Therefore the once-precious stuff has grievously lost value throughout the galaxy since Galgala was discovered, and on Galgala itself a pound of gold is worth less than a pound of soap. But I understand very little about these economic matters and care even less. Only a miser could fail to rejoice in Galgala’s luminous beauty. We have been here six weeks; we have awakened each morning to the tinkle of golden chimes, we have bathed in the golden rivers and come forth shining, we have wrapped our bodies round with delicate golden chains. -Robert Silverberg, The Travelers


Writing Prompt: Create a story about a valuable commodity that suddenly becomes common. What happens to your world?

Journaling Prompt: What beautiful and/or rare item do you wish were common and why?

Art Prompt: Gold

Photo Credit: miong on Flickr

grasshopper


“When Gregor Samsa awoke from troubled dreams one morning, he found that he had been transformed into an enormous bug.” -Kafka, The Metamorphosis

Writing Prompt: Try a scene where a character undergoes a metamorphosis. He doesn’t have to turn into a bug. He could remain exactly as he is physically, but turn into a young child emotionally (a la Big with Tom Hanks) or develop a super power of hearing what women think (a la Mel Gibson in What Women Want). Or he could swap places with another character (too many movies to mention). Have some fun with your character and see what you can turn him into.

Journaling Prompt: If you could undergo a metamorphosis, what would you want to change into?
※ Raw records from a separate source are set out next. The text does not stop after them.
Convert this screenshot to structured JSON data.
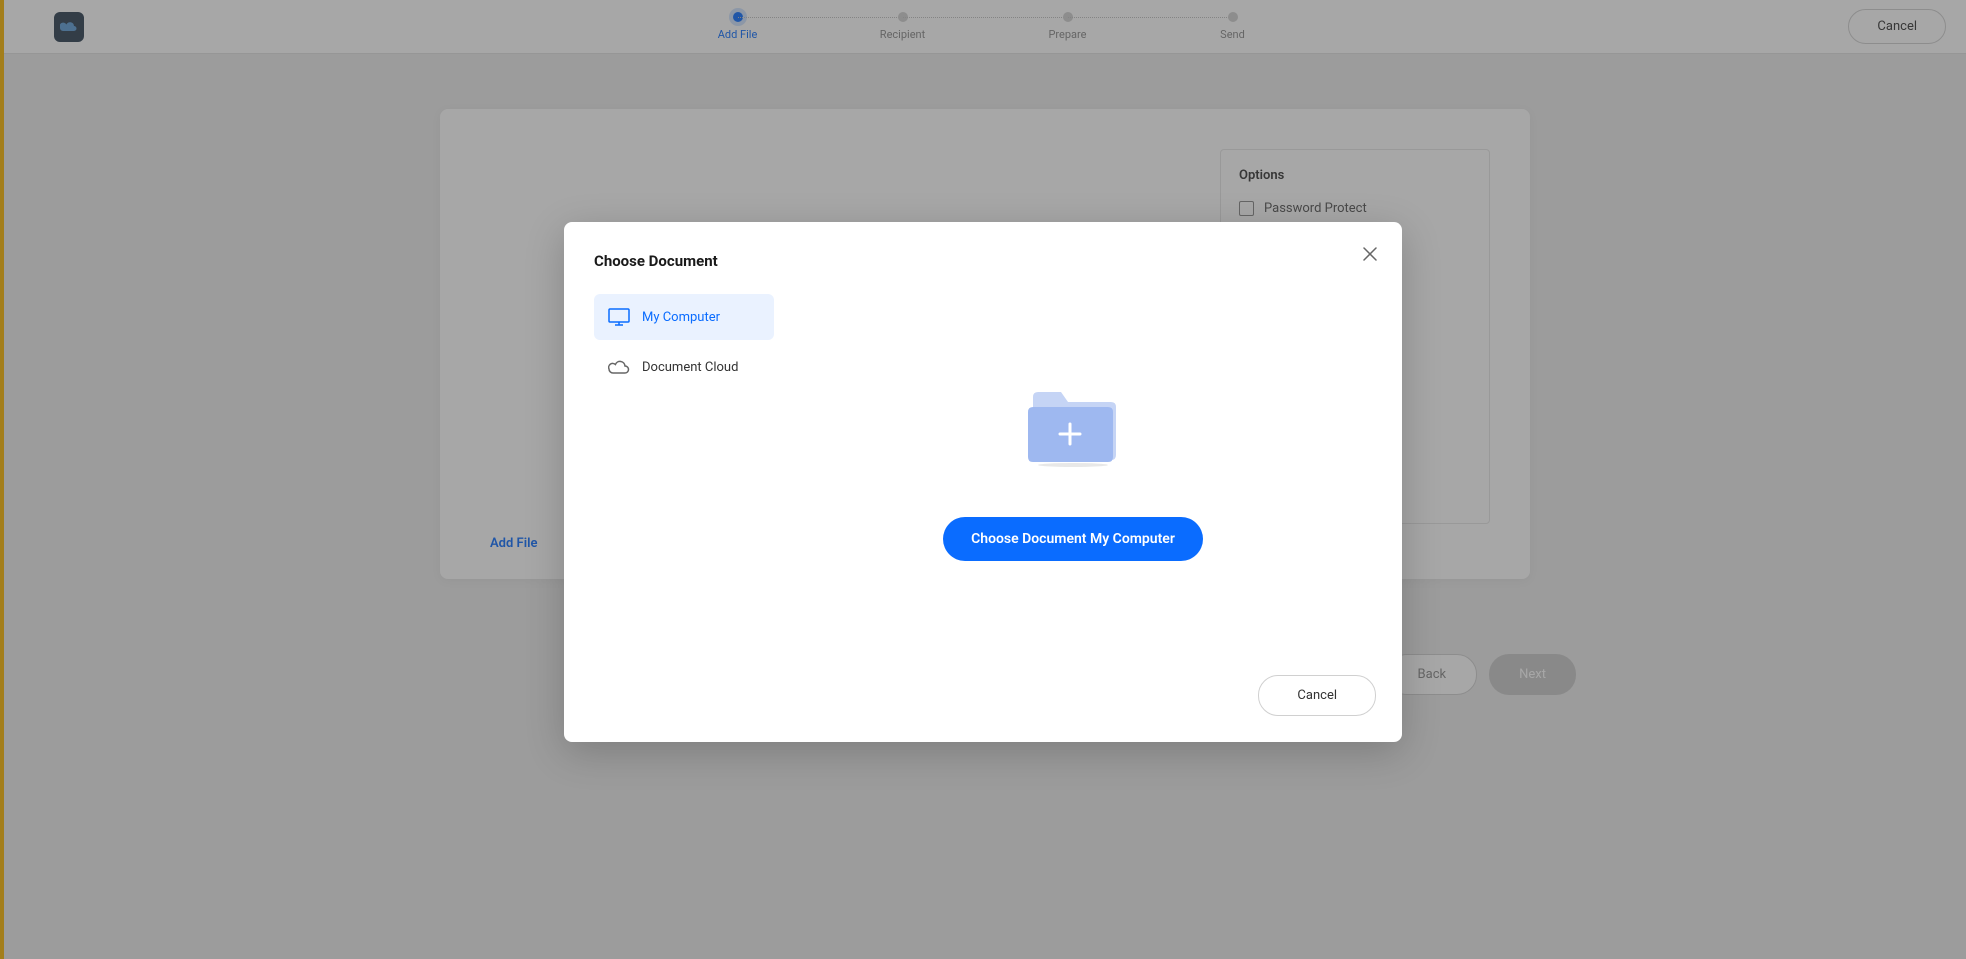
{
  "header": {
    "cancel_label": "Cancel"
  },
  "stepper": {
    "steps": [
      {
        "label": "Add File",
        "active": true
      },
      {
        "label": "Recipient",
        "active": false
      },
      {
        "label": "Prepare",
        "active": false
      },
      {
        "label": "Send",
        "active": false
      }
    ]
  },
  "main": {
    "add_file_label": "Add File",
    "options_title": "Options",
    "password_protect_label": "Password Protect",
    "back_label": "Back",
    "next_label": "Next"
  },
  "modal": {
    "title": "Choose Document",
    "sources": {
      "my_computer": "My Computer",
      "document_cloud": "Document Cloud"
    },
    "choose_button": "Choose Document My Computer",
    "cancel_label": "Cancel"
  },
  "colors": {
    "primary": "#0a6cff",
    "accent": "#f7b500"
  }
}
Art Prompt: Metamorphosis
Nonfiction / Speechwriting Prompt: Tell a touching, inspirational story about a metamorphosis you went through.

Photo Credit: odolphie on Flickr